◆ Data for the task ◆
=====

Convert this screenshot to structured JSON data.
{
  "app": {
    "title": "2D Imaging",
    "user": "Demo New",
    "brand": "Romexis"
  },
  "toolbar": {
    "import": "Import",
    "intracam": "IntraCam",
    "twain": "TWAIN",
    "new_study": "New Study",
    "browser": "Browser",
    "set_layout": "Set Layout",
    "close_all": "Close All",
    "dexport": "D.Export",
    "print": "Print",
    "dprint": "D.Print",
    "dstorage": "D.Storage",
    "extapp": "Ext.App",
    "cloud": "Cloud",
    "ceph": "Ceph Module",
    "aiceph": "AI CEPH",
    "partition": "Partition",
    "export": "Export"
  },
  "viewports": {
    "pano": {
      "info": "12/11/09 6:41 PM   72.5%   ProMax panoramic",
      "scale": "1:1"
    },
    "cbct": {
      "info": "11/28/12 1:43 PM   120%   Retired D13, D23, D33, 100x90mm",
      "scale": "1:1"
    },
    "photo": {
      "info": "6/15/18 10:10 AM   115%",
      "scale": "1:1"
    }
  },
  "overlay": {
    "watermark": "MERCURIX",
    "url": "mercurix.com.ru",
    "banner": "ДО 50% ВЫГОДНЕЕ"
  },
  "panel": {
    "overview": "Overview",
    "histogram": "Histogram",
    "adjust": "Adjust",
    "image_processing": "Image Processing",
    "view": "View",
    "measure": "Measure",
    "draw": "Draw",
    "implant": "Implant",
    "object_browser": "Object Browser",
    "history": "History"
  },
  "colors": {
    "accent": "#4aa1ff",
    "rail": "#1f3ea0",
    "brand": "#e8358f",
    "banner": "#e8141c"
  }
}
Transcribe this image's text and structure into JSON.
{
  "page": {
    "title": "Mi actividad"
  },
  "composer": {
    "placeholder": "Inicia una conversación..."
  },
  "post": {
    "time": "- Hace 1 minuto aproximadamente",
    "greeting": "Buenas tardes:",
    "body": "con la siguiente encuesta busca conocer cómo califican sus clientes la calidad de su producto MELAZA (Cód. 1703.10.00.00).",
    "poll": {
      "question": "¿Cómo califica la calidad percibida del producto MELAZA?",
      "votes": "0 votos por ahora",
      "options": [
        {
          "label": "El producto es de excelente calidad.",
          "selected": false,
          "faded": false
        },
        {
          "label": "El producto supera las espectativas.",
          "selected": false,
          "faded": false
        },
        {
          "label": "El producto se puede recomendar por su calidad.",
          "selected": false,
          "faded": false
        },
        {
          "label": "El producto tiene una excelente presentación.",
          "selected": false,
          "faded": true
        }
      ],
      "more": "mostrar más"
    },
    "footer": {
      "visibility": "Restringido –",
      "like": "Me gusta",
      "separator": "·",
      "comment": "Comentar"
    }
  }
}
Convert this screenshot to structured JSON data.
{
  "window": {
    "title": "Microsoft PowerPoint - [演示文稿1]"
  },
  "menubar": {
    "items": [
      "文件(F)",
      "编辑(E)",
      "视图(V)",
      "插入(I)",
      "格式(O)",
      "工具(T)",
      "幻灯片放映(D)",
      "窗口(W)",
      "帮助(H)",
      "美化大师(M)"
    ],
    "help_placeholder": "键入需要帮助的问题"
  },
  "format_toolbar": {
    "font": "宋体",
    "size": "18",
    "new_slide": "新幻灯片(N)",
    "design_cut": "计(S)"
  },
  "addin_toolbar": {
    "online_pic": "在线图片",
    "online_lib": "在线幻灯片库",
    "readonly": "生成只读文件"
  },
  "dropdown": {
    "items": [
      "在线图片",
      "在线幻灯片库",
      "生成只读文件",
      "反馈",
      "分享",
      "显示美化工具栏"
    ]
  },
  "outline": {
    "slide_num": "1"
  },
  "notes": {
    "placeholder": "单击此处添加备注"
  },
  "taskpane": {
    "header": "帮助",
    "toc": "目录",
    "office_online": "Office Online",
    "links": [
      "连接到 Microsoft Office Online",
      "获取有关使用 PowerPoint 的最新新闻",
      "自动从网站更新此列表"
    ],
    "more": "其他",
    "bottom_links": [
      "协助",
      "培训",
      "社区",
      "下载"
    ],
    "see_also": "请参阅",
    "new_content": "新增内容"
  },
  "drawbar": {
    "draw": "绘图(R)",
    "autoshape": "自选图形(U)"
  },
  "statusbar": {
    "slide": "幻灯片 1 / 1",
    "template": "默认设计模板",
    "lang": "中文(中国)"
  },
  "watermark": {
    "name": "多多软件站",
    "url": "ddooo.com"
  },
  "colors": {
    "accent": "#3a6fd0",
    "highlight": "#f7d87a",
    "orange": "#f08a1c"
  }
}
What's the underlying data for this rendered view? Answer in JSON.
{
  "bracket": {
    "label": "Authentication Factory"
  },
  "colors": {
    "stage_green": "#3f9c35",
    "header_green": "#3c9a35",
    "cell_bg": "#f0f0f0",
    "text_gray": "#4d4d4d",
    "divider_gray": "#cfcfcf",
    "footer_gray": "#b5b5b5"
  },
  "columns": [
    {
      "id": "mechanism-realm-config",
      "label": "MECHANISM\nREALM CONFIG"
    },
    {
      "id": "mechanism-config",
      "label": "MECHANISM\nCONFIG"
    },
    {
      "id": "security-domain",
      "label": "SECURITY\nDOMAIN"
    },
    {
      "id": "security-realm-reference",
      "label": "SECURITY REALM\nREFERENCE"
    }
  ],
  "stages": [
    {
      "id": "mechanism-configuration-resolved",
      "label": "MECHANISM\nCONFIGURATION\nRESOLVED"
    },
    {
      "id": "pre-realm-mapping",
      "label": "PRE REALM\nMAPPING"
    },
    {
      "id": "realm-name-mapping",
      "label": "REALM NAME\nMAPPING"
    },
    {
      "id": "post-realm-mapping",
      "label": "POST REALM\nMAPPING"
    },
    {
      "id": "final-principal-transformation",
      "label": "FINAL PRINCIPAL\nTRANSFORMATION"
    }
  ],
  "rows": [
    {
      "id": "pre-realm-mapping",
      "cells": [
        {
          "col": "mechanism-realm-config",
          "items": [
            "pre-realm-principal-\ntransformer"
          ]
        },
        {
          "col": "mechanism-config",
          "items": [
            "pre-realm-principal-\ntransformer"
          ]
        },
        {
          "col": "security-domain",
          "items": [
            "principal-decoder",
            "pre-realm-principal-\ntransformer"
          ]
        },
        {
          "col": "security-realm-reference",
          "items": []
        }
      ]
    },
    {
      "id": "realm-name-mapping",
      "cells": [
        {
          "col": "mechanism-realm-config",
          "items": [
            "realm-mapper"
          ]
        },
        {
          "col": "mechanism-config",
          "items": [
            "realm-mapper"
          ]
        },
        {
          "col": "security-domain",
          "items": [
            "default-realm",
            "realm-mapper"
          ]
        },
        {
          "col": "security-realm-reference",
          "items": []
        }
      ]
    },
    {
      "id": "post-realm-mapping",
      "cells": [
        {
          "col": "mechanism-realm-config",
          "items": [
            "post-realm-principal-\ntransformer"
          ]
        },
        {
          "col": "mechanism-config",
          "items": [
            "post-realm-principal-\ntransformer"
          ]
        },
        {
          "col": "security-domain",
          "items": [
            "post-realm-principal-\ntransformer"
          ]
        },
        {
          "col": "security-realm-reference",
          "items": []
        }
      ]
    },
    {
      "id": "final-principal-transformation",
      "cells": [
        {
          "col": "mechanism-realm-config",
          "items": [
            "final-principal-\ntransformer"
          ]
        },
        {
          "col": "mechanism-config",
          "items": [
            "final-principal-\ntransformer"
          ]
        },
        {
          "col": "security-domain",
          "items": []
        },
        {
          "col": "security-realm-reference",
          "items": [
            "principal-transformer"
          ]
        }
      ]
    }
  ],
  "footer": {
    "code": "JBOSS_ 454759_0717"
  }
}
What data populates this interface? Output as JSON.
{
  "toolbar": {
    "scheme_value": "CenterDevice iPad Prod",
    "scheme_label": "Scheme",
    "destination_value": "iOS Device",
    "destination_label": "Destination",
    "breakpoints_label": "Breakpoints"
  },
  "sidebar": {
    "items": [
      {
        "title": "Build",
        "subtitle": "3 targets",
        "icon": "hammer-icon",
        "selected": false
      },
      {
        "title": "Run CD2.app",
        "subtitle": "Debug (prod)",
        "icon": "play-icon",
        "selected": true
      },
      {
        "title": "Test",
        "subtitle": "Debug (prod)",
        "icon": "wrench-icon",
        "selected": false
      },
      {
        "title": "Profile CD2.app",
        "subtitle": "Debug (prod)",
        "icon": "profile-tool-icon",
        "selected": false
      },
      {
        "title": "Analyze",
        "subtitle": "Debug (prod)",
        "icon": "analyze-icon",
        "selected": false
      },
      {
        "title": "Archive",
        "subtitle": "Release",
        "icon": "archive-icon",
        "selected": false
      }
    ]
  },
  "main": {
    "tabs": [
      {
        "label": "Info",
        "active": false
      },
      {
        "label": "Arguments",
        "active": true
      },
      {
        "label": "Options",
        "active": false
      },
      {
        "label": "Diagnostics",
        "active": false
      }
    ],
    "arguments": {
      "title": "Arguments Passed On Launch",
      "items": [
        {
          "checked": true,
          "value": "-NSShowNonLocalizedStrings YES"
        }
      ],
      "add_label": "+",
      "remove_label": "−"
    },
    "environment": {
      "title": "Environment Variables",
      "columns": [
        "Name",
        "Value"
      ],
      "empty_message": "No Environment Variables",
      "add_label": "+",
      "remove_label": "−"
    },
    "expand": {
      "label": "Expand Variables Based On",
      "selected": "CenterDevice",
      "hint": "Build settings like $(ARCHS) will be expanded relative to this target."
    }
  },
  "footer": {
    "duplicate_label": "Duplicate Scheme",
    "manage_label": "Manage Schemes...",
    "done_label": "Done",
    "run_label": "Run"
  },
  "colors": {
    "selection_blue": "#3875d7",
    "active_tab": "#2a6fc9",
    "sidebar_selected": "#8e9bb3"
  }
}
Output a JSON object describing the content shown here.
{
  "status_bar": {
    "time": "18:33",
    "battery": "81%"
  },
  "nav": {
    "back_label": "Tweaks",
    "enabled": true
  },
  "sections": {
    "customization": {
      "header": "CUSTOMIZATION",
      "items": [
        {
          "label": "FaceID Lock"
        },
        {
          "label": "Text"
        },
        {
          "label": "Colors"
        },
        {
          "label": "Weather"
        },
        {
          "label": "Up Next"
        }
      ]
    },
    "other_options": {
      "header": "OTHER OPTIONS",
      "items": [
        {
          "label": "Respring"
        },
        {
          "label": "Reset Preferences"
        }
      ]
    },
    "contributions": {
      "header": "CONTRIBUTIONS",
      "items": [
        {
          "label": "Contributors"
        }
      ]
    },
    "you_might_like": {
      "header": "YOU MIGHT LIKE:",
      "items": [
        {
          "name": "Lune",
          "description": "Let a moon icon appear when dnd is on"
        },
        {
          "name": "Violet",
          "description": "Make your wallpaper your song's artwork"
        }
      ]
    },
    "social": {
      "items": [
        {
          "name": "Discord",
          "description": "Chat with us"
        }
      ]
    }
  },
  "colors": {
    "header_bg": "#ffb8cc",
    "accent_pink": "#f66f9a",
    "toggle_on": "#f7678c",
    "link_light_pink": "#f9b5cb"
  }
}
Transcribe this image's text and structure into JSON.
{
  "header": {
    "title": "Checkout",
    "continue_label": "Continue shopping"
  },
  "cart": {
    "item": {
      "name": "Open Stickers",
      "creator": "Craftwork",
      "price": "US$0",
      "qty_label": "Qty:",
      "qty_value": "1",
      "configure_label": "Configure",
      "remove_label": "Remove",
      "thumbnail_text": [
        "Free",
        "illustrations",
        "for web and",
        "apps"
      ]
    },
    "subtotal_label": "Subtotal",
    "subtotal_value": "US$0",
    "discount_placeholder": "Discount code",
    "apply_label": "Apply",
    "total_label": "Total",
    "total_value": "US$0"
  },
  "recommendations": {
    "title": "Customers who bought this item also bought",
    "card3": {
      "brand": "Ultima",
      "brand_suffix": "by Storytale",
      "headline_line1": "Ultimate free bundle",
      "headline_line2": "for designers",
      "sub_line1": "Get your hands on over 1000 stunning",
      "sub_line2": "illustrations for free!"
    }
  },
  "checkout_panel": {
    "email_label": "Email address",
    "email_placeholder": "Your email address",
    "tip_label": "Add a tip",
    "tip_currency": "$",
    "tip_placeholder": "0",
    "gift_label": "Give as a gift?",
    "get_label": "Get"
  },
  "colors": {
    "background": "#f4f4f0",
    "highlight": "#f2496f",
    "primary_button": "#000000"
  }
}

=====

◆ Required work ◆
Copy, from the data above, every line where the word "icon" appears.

◆ Task solution ◆
        "icon": "hammer-icon",
        "icon": "play-icon",
        "icon": "wrench-icon",
        "icon": "profile-tool-icon",
        "icon": "analyze-icon",
        "icon": "archive-icon",
          "description": "Let a moon icon appear when dnd is on"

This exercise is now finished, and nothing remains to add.